throws gauntlet down to Google offering free downloadable maps

5 Dec 2014

The navigation app is offering serious competition to Google Maps, as the previously paid-for app is now free, enabling users to download an entire country’s map for offline use.

Until now, the app was available for purchase on the Google Play store and Apple App Store for US$4.99.

The app has been built on the OpenStreetMap project, an open-source map project online, that has thousands of users contributing national route information. It’s essentially a Wikipedia of online maps.

While internet search giant Google has established the most widely used navigation software with Google Maps, it has always shied away from offering its maps as downloadable for offline use, largely due to the fact it is constantly being updated to allow for commercial businesses to add their locations and for other live transport information.

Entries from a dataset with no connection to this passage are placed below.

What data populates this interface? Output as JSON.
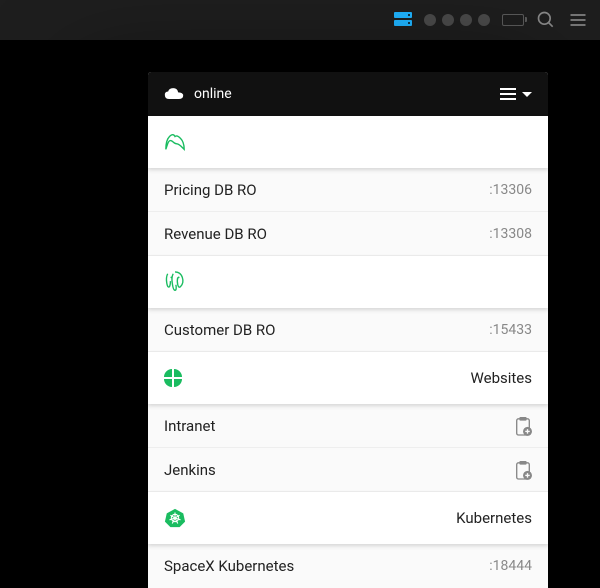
{
  "topbar": {
    "icons": [
      "server",
      "dots",
      "battery",
      "search",
      "menu"
    ]
  },
  "panel": {
    "status": "online",
    "sections": [
      {
        "icon": "mysql",
        "label": "",
        "items": [
          {
            "name": "Pricing DB RO",
            "port": ":13306"
          },
          {
            "name": "Revenue DB RO",
            "port": ":13308"
          }
        ]
      },
      {
        "icon": "postgres",
        "label": "",
        "items": [
          {
            "name": "Customer DB RO",
            "port": ":15433"
          }
        ]
      },
      {
        "icon": "globe",
        "label": "Websites",
        "items": [
          {
            "name": "Intranet",
            "action": "clipboard"
          },
          {
            "name": "Jenkins",
            "action": "clipboard"
          }
        ]
      },
      {
        "icon": "k8s",
        "label": "Kubernetes",
        "items": [
          {
            "name": "SpaceX Kubernetes",
            "port": ":18444"
          }
        ]
      }
    ]
  }
}
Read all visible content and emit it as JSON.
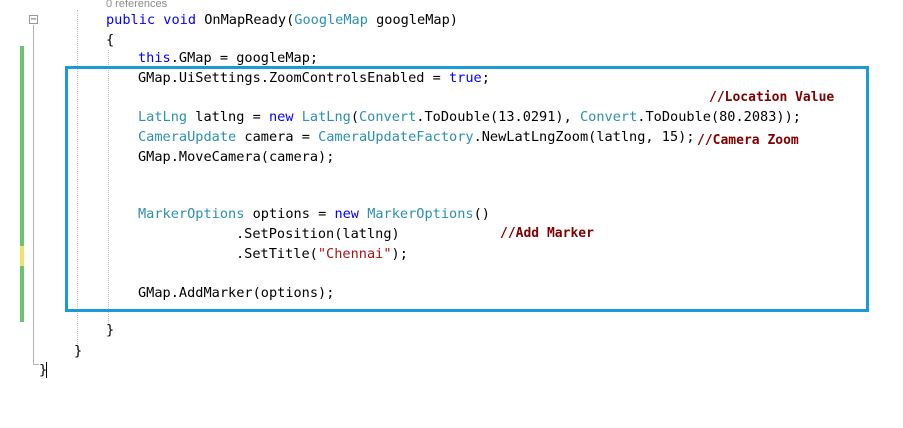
{
  "codelens": "0 references",
  "code": {
    "signature": {
      "kw_public": "public",
      "kw_void": "void",
      "method_name": " OnMapReady(",
      "param_type": "GoogleMap",
      "param_rest": " googleMap)"
    },
    "open_brace": "{",
    "line_gmap_assign": {
      "kw_this": "this",
      "rest": ".GMap = googleMap;"
    },
    "line_zoom": {
      "prefix": "GMap.UiSettings.ZoomControlsEnabled = ",
      "kw_true": "true",
      "suffix": ";"
    },
    "line_latlng": {
      "type1": "LatLng",
      "text1": " latlng = ",
      "kw_new": "new",
      "sp": " ",
      "type2": "LatLng",
      "open": "(",
      "type3": "Convert",
      "text2": ".ToDouble(13.0291), ",
      "type4": "Convert",
      "text3": ".ToDouble(80.2083));"
    },
    "line_camera": {
      "type1": "CameraUpdate",
      "text1": " camera = ",
      "type2": "CameraUpdateFactory",
      "text2": ".NewLatLngZoom(latlng, 15);"
    },
    "line_move": "GMap.MoveCamera(camera);",
    "line_marker": {
      "type1": "MarkerOptions",
      "text1": " options = ",
      "kw_new": "new",
      "sp": " ",
      "type2": "MarkerOptions",
      "text2": "()"
    },
    "line_setpos": ".SetPosition(latlng)",
    "line_settitle": {
      "prefix": ".SetTitle(",
      "str": "\"Chennai\"",
      "suffix": ");"
    },
    "line_addmarker": "GMap.AddMarker(options);",
    "close_method": "}",
    "close_class": "}",
    "close_ns": "}"
  },
  "annotations": {
    "location": "//Location Value",
    "camera": "//Camera Zoom",
    "marker": "//Add Marker"
  },
  "colors": {
    "highlight_border": "#1a9ad6",
    "keyword": "#0000ff",
    "type": "#2b91af",
    "string": "#a31515",
    "annotation": "#800000"
  }
}
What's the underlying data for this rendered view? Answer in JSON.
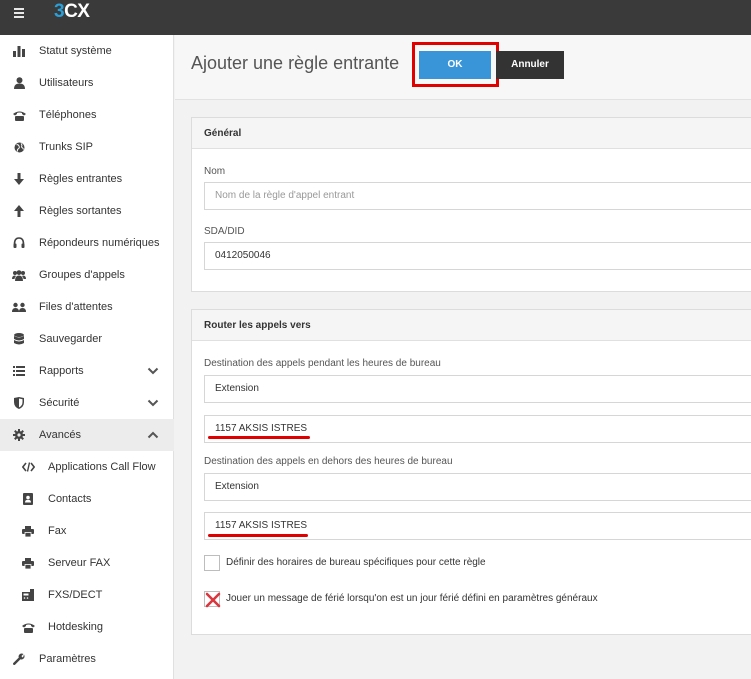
{
  "app": {
    "logo_prefix": "3",
    "logo_suffix": "CX"
  },
  "sidebar": {
    "items": [
      {
        "label": "Statut système",
        "icon": "bar-chart-icon"
      },
      {
        "label": "Utilisateurs",
        "icon": "user-icon"
      },
      {
        "label": "Téléphones",
        "icon": "phone-icon"
      },
      {
        "label": "Trunks SIP",
        "icon": "globe-icon"
      },
      {
        "label": "Règles entrantes",
        "icon": "arrow-down-icon"
      },
      {
        "label": "Règles sortantes",
        "icon": "arrow-up-icon"
      },
      {
        "label": "Répondeurs numériques",
        "icon": "headset-icon"
      },
      {
        "label": "Groupes d'appels",
        "icon": "users-icon"
      },
      {
        "label": "Files d'attentes",
        "icon": "group-icon"
      },
      {
        "label": "Sauvegarder",
        "icon": "database-icon"
      },
      {
        "label": "Rapports",
        "icon": "list-icon"
      },
      {
        "label": "Sécurité",
        "icon": "shield-icon"
      },
      {
        "label": "Avancés",
        "icon": "gear-icon"
      },
      {
        "label": "Applications Call Flow",
        "icon": "code-icon"
      },
      {
        "label": "Contacts",
        "icon": "contact-card-icon"
      },
      {
        "label": "Fax",
        "icon": "fax-icon"
      },
      {
        "label": "Serveur FAX",
        "icon": "fax-server-icon"
      },
      {
        "label": "FXS/DECT",
        "icon": "fxs-icon"
      },
      {
        "label": "Hotdesking",
        "icon": "desk-phone-icon"
      },
      {
        "label": "Paramètres",
        "icon": "wrench-icon"
      }
    ]
  },
  "header": {
    "title": "Ajouter une règle entrante",
    "ok_label": "OK",
    "cancel_label": "Annuler"
  },
  "general": {
    "title": "Général",
    "name_label": "Nom",
    "name_placeholder": "Nom de la règle d'appel entrant",
    "did_label": "SDA/DID",
    "did_value": "0412050046"
  },
  "routing": {
    "title": "Router les appels vers",
    "office_hours_label": "Destination des appels pendant les heures de bureau",
    "office_hours_type": "Extension",
    "office_hours_target": "1157 AKSIS ISTRES",
    "after_hours_label": "Destination des appels en dehors des heures de bureau",
    "after_hours_type": "Extension",
    "after_hours_target": "1157 AKSIS ISTRES",
    "custom_hours_label": "Définir des horaires de bureau spécifiques pour cette règle",
    "holiday_label": "Jouer un message de férié lorsqu'on est un jour férié défini en paramètres généraux"
  },
  "colors": {
    "accent": "#3a95d8",
    "highlight": "#e00000",
    "topbar": "#3a3a3a"
  }
}
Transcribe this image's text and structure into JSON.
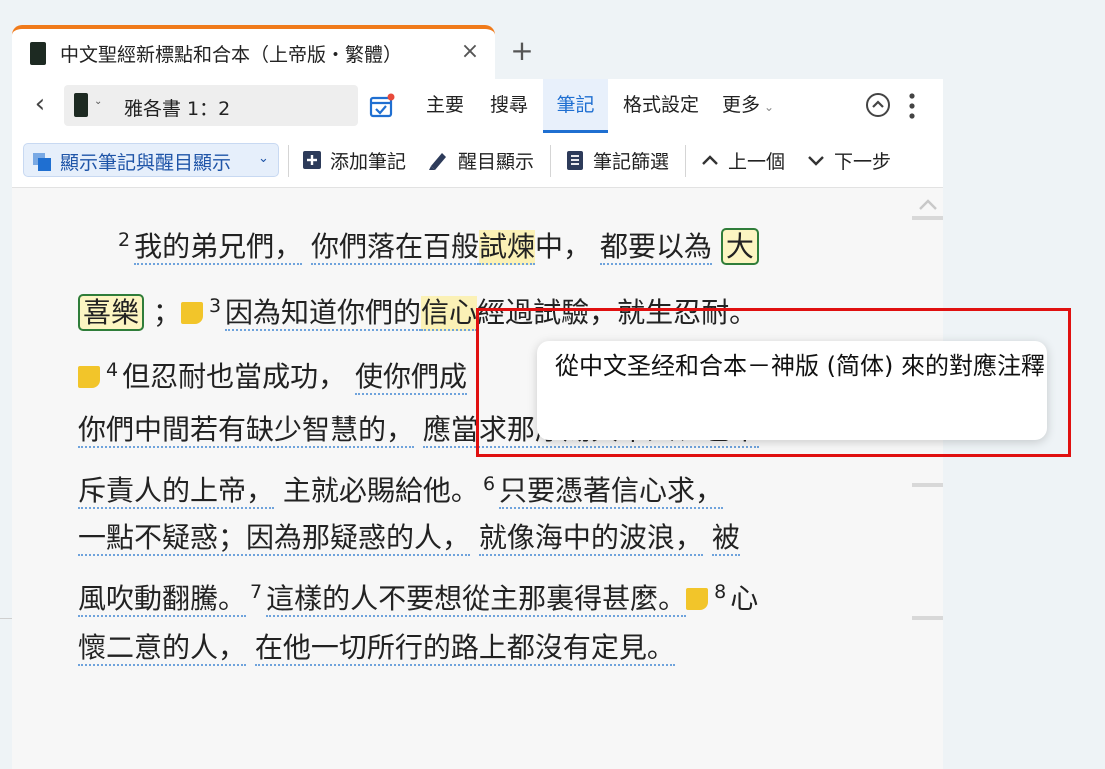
{
  "tab": {
    "title": "中文聖經新標點和合本（上帝版・繁體）",
    "close": "×",
    "new_tab": "+"
  },
  "toolbar": {
    "back": "‹",
    "reference_dropdown": "⌄",
    "reference": "雅各書 1：2",
    "menu": [
      "主要",
      "搜尋",
      "筆記",
      "格式設定",
      "更多"
    ],
    "more_chevron": "⌄",
    "active_menu": "筆記"
  },
  "subbar": {
    "show_notes": "顯示筆記與醒目顯示",
    "show_chevron": "⌄",
    "add_note": "添加筆記",
    "highlight": "醒目顯示",
    "filter": "筆記篩選",
    "prev": "上一個",
    "next": "下一步"
  },
  "verses": {
    "v2_num": "2",
    "v2_a": "我的弟兄們，",
    "v2_b": "你們落在百般",
    "v2_c": "試煉",
    "v2_d": "中，",
    "v2_e": "都要以為",
    "v2_f": "大",
    "v2_g": "喜樂",
    "v2_h": "；",
    "v3_num": "3",
    "v3_a": "因為知道你們的",
    "v3_b": "信心",
    "v3_c": "經過試驗，就生忍耐。",
    "v4_num": "4",
    "v4_a": "但忍耐也當成功，",
    "v4_b": "使你們成",
    "l4_a": "你們中間若有缺少智慧的，",
    "l4_b": "應當求那厚賜與眾人、也不",
    "l5_a": "斥責人的上帝，",
    "l5_b": "主就必賜給他。",
    "v6_num": "6",
    "l5_c": "只要憑著信心求，",
    "l6_a": "一點不疑惑；因為那疑惑的人，",
    "l6_b": "就像海中的波浪，",
    "l6_c": "被",
    "l7_a": "風吹動翻騰。",
    "v7_num": "7",
    "l7_b": "這樣的人不要想從主那裏得甚麼。",
    "v8_num": "8",
    "l7_c": "心",
    "l8_a": "懷二意的人，",
    "l8_b": "在他一切所行的路上都沒有定見。"
  },
  "tooltip": {
    "text": "從中文圣经和合本－神版 (简体) 來的對應注釋"
  },
  "colors": {
    "accent": "#1f6fd1",
    "tab_top": "#f07a1a",
    "highlight": "#fbf1b6",
    "box_border": "#2f7d3a",
    "annotation_red": "#e01010",
    "note_yellow": "#f2c52a"
  }
}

Despite this, Google has recently begun to give users the option of downloading maps for offline use, but only in the area that appears on the phone user’s screen and even then information is nowhere near as detailed as its online counterpart.

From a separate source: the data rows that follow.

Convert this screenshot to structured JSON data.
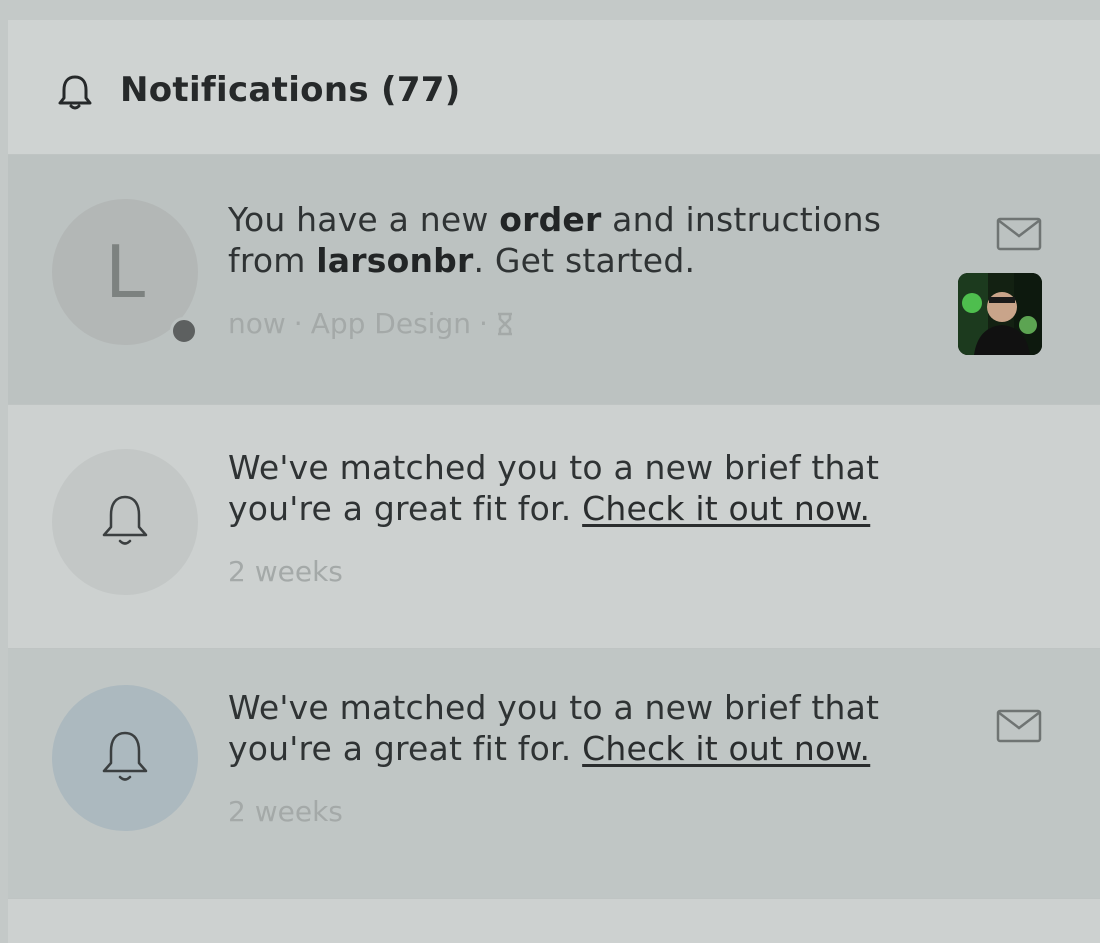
{
  "header": {
    "icon": "bell-icon",
    "title": "Notifications (77)"
  },
  "notifications": [
    {
      "avatar_letter": "L",
      "unread_dot": true,
      "text_parts": {
        "t1": "You have a new ",
        "b1": "order",
        "t2": " and instructions from ",
        "b2": "larsonbr",
        "t3": ". Get started."
      },
      "meta": {
        "time": "now",
        "category": "App Design",
        "status_icon": "hourglass-icon"
      },
      "action_icon": "mail-icon",
      "thumbnail": "user-photo"
    },
    {
      "avatar_icon": "bell-icon",
      "text": "We've matched you to a new brief that you're a great fit for. ",
      "link": "Check it out now.",
      "time": "2 weeks"
    },
    {
      "avatar_icon": "bell-icon",
      "text": "We've matched you to a new brief that you're a great fit for. ",
      "link": "Check it out now.",
      "time": "2 weeks",
      "action_icon": "mail-icon"
    }
  ],
  "meta_separator": "·",
  "colors": {
    "panel": "#cdd1d0",
    "unread_row": "#bcc2c1",
    "avatar_blue": "#acb9bf",
    "text": "#2f3334",
    "muted": "#a4a9a8"
  }
}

The city of Dublin mapped out by

With however, entire nations can be downloaded for use, including navigation directions for drivers and various local details, such as the location of petrol stations, ATMs and hospitals.

The decision to release the app for free online comes a month after Russian email giant purchased the app. now has plans for the app to lead the roll out of its brand, which hopes to expand outside of Russia into the world market.

The first version of was released in 2011, and since then the app has seen more than 7m installs and has built up map data for 345 countries and islands.

Colm Gorey was a senior journalist with Silicon Republic